## [Instructions for the task]
Each of the following records is to be output exactly.

________________

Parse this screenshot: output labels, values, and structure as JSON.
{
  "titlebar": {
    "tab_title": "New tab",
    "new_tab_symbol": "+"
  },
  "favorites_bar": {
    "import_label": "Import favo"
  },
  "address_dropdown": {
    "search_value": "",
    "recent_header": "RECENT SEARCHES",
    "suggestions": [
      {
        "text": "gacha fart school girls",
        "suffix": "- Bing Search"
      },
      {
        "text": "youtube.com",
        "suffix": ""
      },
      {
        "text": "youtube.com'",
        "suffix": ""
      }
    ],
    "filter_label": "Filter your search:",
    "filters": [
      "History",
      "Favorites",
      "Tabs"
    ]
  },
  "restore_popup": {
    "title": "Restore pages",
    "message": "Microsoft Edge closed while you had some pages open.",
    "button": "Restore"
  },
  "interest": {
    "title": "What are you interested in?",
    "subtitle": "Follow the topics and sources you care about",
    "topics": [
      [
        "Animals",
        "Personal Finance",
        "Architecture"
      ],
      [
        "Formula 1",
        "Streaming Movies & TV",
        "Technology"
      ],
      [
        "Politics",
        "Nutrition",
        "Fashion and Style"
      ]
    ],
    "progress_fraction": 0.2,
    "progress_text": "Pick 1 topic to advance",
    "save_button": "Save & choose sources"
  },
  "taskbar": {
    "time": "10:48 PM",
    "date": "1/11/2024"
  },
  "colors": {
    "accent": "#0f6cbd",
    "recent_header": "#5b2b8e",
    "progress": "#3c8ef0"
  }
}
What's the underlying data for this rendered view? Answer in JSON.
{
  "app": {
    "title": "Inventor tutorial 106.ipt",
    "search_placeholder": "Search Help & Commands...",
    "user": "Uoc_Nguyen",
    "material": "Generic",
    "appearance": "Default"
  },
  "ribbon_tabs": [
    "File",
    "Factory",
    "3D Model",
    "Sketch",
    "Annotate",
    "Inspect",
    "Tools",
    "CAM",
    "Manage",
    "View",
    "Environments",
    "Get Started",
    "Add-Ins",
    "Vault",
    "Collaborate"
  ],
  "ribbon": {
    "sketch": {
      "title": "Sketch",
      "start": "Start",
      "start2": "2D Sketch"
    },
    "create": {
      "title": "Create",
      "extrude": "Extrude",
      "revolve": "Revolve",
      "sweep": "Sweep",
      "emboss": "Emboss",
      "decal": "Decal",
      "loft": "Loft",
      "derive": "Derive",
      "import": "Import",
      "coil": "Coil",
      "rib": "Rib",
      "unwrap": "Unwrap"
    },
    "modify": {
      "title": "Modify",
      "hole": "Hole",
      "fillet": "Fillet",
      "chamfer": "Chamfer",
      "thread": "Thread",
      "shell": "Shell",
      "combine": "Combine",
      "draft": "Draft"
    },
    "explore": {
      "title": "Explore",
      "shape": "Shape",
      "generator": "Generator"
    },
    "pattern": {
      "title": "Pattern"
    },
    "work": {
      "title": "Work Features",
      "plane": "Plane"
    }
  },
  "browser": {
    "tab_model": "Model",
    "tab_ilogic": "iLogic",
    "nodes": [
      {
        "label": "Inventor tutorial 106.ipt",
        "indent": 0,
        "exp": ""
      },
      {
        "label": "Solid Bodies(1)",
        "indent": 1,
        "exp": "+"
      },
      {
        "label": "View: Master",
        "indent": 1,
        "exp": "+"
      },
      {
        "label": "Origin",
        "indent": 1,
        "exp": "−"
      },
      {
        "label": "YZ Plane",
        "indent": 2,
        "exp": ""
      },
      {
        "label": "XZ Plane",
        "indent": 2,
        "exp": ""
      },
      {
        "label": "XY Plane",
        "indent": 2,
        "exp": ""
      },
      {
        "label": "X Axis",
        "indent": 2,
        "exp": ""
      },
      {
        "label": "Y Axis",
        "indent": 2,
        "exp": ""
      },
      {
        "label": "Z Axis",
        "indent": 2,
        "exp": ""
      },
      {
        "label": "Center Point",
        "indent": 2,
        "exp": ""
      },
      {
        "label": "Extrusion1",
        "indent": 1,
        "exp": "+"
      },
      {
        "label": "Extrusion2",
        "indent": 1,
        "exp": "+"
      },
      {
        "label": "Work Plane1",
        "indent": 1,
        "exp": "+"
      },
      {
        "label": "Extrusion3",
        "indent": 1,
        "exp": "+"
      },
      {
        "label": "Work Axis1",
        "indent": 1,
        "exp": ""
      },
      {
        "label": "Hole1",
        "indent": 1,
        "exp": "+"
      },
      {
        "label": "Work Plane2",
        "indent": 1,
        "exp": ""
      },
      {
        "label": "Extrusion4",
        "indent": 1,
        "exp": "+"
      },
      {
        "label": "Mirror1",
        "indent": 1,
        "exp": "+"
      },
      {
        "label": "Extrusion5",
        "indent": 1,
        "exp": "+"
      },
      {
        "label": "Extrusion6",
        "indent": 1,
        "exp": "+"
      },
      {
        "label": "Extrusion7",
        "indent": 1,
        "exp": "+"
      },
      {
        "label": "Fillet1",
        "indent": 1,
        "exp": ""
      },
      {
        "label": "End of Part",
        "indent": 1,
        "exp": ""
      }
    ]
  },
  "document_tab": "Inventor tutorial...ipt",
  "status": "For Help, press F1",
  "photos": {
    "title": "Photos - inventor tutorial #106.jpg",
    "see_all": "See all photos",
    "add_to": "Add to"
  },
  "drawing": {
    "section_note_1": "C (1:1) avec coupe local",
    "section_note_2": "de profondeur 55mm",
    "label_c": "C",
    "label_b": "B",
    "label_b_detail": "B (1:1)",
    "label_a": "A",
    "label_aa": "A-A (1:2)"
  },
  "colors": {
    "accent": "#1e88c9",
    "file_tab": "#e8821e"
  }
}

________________

## [Final answer]
Parse this screenshot: output labels, values, and structure as JSON.
{
  "titlebar": {
    "tab_title": "New tab",
    "new_tab_symbol": "+"
  },
  "favorites_bar": {
    "import_label": "Import favo"
  },
  "address_dropdown": {
    "search_value": "",
    "recent_header": "RECENT SEARCHES",
    "suggestions": [
      {
        "text": "gacha fart school girls",
        "suffix": "- Bing Search"
      },
      {
        "text": "youtube.com",
        "suffix": ""
      },
      {
        "text": "youtube.com'",
        "suffix": ""
      }
    ],
    "filter_label": "Filter your search:",
    "filters": [
      "History",
      "Favorites",
      "Tabs"
    ]
  },
  "restore_popup": {
    "title": "Restore pages",
    "message": "Microsoft Edge closed while you had some pages open.",
    "button": "Restore"
  },
  "interest": {
    "title": "What are you interested in?",
    "subtitle": "Follow the topics and sources you care about",
    "topics": [
      [
        "Animals",
        "Personal Finance",
        "Architecture"
      ],
      [
        "Formula 1",
        "Streaming Movies & TV",
        "Technology"
      ],
      [
        "Politics",
        "Nutrition",
        "Fashion and Style"
      ]
    ],
    "progress_fraction": 0.2,
    "progress_text": "Pick 1 topic to advance",
    "save_button": "Save & choose sources"
  },
  "taskbar": {
    "time": "10:48 PM",
    "date": "1/11/2024"
  },
  "colors": {
    "accent": "#0f6cbd",
    "recent_header": "#5b2b8e",
    "progress": "#3c8ef0"
  }
}
What's the underlying data for this rendered view? Answer in JSON.
{
  "app": {
    "title": "Inventor tutorial 106.ipt",
    "search_placeholder": "Search Help & Commands...",
    "user": "Uoc_Nguyen",
    "material": "Generic",
    "appearance": "Default"
  },
  "ribbon_tabs": [
    "File",
    "Factory",
    "3D Model",
    "Sketch",
    "Annotate",
    "Inspect",
    "Tools",
    "CAM",
    "Manage",
    "View",
    "Environments",
    "Get Started",
    "Add-Ins",
    "Vault",
    "Collaborate"
  ],
  "ribbon": {
    "sketch": {
      "title": "Sketch",
      "start": "Start",
      "start2": "2D Sketch"
    },
    "create": {
      "title": "Create",
      "extrude": "Extrude",
      "revolve": "Revolve",
      "sweep": "Sweep",
      "emboss": "Emboss",
      "decal": "Decal",
      "loft": "Loft",
      "derive": "Derive",
      "import": "Import",
      "coil": "Coil",
      "rib": "Rib",
      "unwrap": "Unwrap"
    },
    "modify": {
      "title": "Modify",
      "hole": "Hole",
      "fillet": "Fillet",
      "chamfer": "Chamfer",
      "thread": "Thread",
      "shell": "Shell",
      "combine": "Combine",
      "draft": "Draft"
    },
    "explore": {
      "title": "Explore",
      "shape": "Shape",
      "generator": "Generator"
    },
    "pattern": {
      "title": "Pattern"
    },
    "work": {
      "title": "Work Features",
      "plane": "Plane"
    }
  },
  "browser": {
    "tab_model": "Model",
    "tab_ilogic": "iLogic",
    "nodes": [
      {
        "label": "Inventor tutorial 106.ipt",
        "indent": 0,
        "exp": ""
      },
      {
        "label": "Solid Bodies(1)",
        "indent": 1,
        "exp": "+"
      },
      {
        "label": "View: Master",
        "indent": 1,
        "exp": "+"
      },
      {
        "label": "Origin",
        "indent": 1,
        "exp": "−"
      },
      {
        "label": "YZ Plane",
        "indent": 2,
        "exp": ""
      },
      {
        "label": "XZ Plane",
        "indent": 2,
        "exp": ""
      },
      {
        "label": "XY Plane",
        "indent": 2,
        "exp": ""
      },
      {
        "label": "X Axis",
        "indent": 2,
        "exp": ""
      },
      {
        "label": "Y Axis",
        "indent": 2,
        "exp": ""
      },
      {
        "label": "Z Axis",
        "indent": 2,
        "exp": ""
      },
      {
        "label": "Center Point",
        "indent": 2,
        "exp": ""
      },
      {
        "label": "Extrusion1",
        "indent": 1,
        "exp": "+"
      },
      {
        "label": "Extrusion2",
        "indent": 1,
        "exp": "+"
      },
      {
        "label": "Work Plane1",
        "indent": 1,
        "exp": "+"
      },
      {
        "label": "Extrusion3",
        "indent": 1,
        "exp": "+"
      },
      {
        "label": "Work Axis1",
        "indent": 1,
        "exp": ""
      },
      {
        "label": "Hole1",
        "indent": 1,
        "exp": "+"
      },
      {
        "label": "Work Plane2",
        "indent": 1,
        "exp": ""
      },
      {
        "label": "Extrusion4",
        "indent": 1,
        "exp": "+"
      },
      {
        "label": "Mirror1",
        "indent": 1,
        "exp": "+"
      },
      {
        "label": "Extrusion5",
        "indent": 1,
        "exp": "+"
      },
      {
        "label": "Extrusion6",
        "indent": 1,
        "exp": "+"
      },
      {
        "label": "Extrusion7",
        "indent": 1,
        "exp": "+"
      },
      {
        "label": "Fillet1",
        "indent": 1,
        "exp": ""
      },
      {
        "label": "End of Part",
        "indent": 1,
        "exp": ""
      }
    ]
  },
  "document_tab": "Inventor tutorial...ipt",
  "status": "For Help, press F1",
  "photos": {
    "title": "Photos - inventor tutorial #106.jpg",
    "see_all": "See all photos",
    "add_to": "Add to"
  },
  "drawing": {
    "section_note_1": "C (1:1) avec coupe local",
    "section_note_2": "de profondeur 55mm",
    "label_c": "C",
    "label_b": "B",
    "label_b_detail": "B (1:1)",
    "label_a": "A",
    "label_aa": "A-A (1:2)"
  },
  "colors": {
    "accent": "#1e88c9",
    "file_tab": "#e8821e"
  }
}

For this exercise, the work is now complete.